For more information, contact Titus DosRemedios at tdosremedios@strategiesforchildren.org or (617) 330-7387.

Read Full Post »

Photo: Caroline Silber for Strategies for Children

 

One of the most powerful ways to help children succeed is through evidence-based family engagement efforts.

The challenge is how to do this work well, which is why a newly released state resource — “Strengthening Partnerships: A Framework for Prenatal through Young Adulthood Family Engagement in Massachusetts – is so important.

As this framework explains:

“Family engagement is crucial for healthy growth of children and youth in all domains of health and development.”

To help children achieve this healthy growth, the framework points to five guidelines:

• “Each family is unique, and all families represent diverse structures.”

• “Acknowledging and accepting the need to engage all families is essential for successful engagement of diverse families and includes recognizing the strengths that come from their diverse backgrounds.”

• “Building a respectful, trusting, and reciprocal relationship is a shared responsibility of families, practitioners, organizations, and systems.”

• “Families are their child’s first and best advocate,” and

• “Family engagement must be equitable.” (more…)

Read Full Post »

Webinar screenshot of Donna Warner, Dorothy Williams, Dr. Annie Vaughan, Amy O’Leary, Dr. Faye Holder-Niles, Sandra Fenwick, and Samantha Aigner-Treworgy.

 

How can early childhood programs get sound advice about reopening during the COVID-19 pandemic?

By talking to doctors who know about viruses.

Don’t know any infectious disease specialists?

No problem.

The Department of Early Education and Care (EEC) is already talking to doctors, thanks to a partnership with Boston Children’s Hospital. And EEC is sharing what early childhood providers need to know in a newly released webinar (the password is: 2V=9y215) on the physical and mental health needs of young children.

Sandra Fenwick, CEO of Boston Children’s Hospital, introduces the webinar, which features a panel discussion that’s moderated by Amy O’Leary, director of the Early Education for All Campaign at Strategies for Children.

In the webinar, EEC Commissioner Samantha Aigner-Treworgy also thanks Children’s Hospital for its partnership, and acknowledges the many questions that early childhood providers have, chief among them: (more…)

Read Full Post »

Photo: Gustavo Fring. Source: Pexels

 

As the country moves through the coronavirus crisis, states will be able to learn from each other about how to navigate the pandemic and reopen early education and care problems.

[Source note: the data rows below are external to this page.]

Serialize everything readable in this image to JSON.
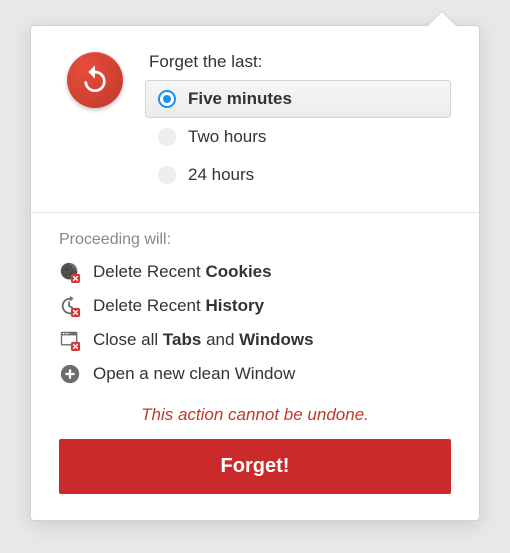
{
  "prompt": "Forget the last:",
  "options": [
    {
      "label": "Five minutes",
      "selected": true
    },
    {
      "label": "Two hours",
      "selected": false
    },
    {
      "label": "24 hours",
      "selected": false
    }
  ],
  "proceed_label": "Proceeding will:",
  "consequences": [
    {
      "prefix": "Delete Recent ",
      "bold1": "Cookies",
      "mid": "",
      "bold2": "",
      "icon": "cookie-x"
    },
    {
      "prefix": "Delete Recent ",
      "bold1": "History",
      "mid": "",
      "bold2": "",
      "icon": "history-x"
    },
    {
      "prefix": "Close all ",
      "bold1": "Tabs",
      "mid": " and ",
      "bold2": "Windows",
      "icon": "window-x"
    },
    {
      "prefix": "Open a new clean Window",
      "bold1": "",
      "mid": "",
      "bold2": "",
      "icon": "plus-circle"
    }
  ],
  "warning": "This action cannot be undone.",
  "button_label": "Forget!"
}
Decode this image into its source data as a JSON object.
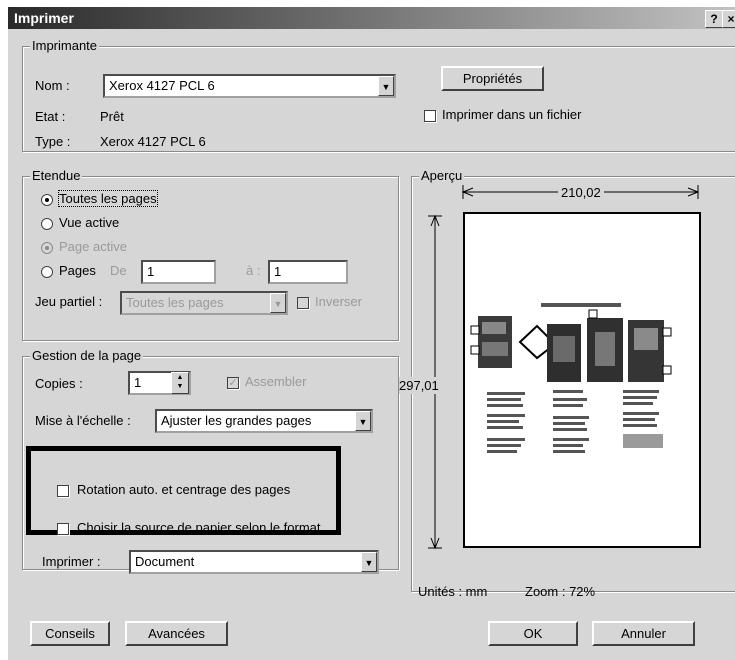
{
  "window": {
    "title": "Imprimer",
    "help_label": "?",
    "close_label": "×"
  },
  "printer": {
    "group_label": "Imprimante",
    "name_label": "Nom :",
    "name_value": "Xerox 4127 PCL 6",
    "state_label": "Etat :",
    "state_value": "Prêt",
    "type_label": "Type :",
    "type_value": "Xerox 4127 PCL 6",
    "properties_button": "Propriétés",
    "print_to_file_label": "Imprimer dans un fichier"
  },
  "range": {
    "group_label": "Etendue",
    "all_pages": "Toutes les pages",
    "current_view": "Vue active",
    "active_page": "Page active",
    "pages_label": "Pages",
    "from_label": "De",
    "from_value": "1",
    "to_label": "à :",
    "to_value": "1",
    "subset_label": "Jeu partiel :",
    "subset_value": "Toutes les pages",
    "reverse_label": "Inverser"
  },
  "handling": {
    "group_label": "Gestion de la page",
    "copies_label": "Copies :",
    "copies_value": "1",
    "collate_label": "Assembler",
    "scaling_label": "Mise à l'échelle :",
    "scaling_value": "Ajuster les grandes pages",
    "auto_rotate_label": "Rotation auto. et centrage des pages",
    "paper_source_label": "Choisir la source de papier selon le format"
  },
  "print_what": {
    "label": "Imprimer :",
    "value": "Document"
  },
  "preview": {
    "group_label": "Aperçu",
    "width_value": "210,02",
    "height_value": "297,01",
    "units_label": "Unités : mm",
    "zoom_label": "Zoom : 72%"
  },
  "buttons": {
    "tips": "Conseils",
    "advanced": "Avancées",
    "ok": "OK",
    "cancel": "Annuler"
  }
}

The starting line for all states is reviewing guidelines from the Centers for Disease Control and Prevention (CDC). But individual states are taking their own approach.

A number of national organizations are tracking state responses, including the Hunt Institute, a national nonprofit organization that has released a summary of state actions.

“States are devising a number of health and safety protocols to address the new situation we’re in, so that they can promote child development while complying with social distancing guidelines,” Ryan Telingator, Strategies for Children’s new intern, says. Telingator has been monitoring these varied approaches.

Massachusetts, for example, has largely steered its own course. Governor Baker chose to close child care programs when coronavirus first hit the country hard and only offer emergency child care. Michigan, New Jersey, North Carolina and a handful of other states made the same choice, and so did New York City. (more…)

Read Full Post »

Older Posts »

%d bloggers like this: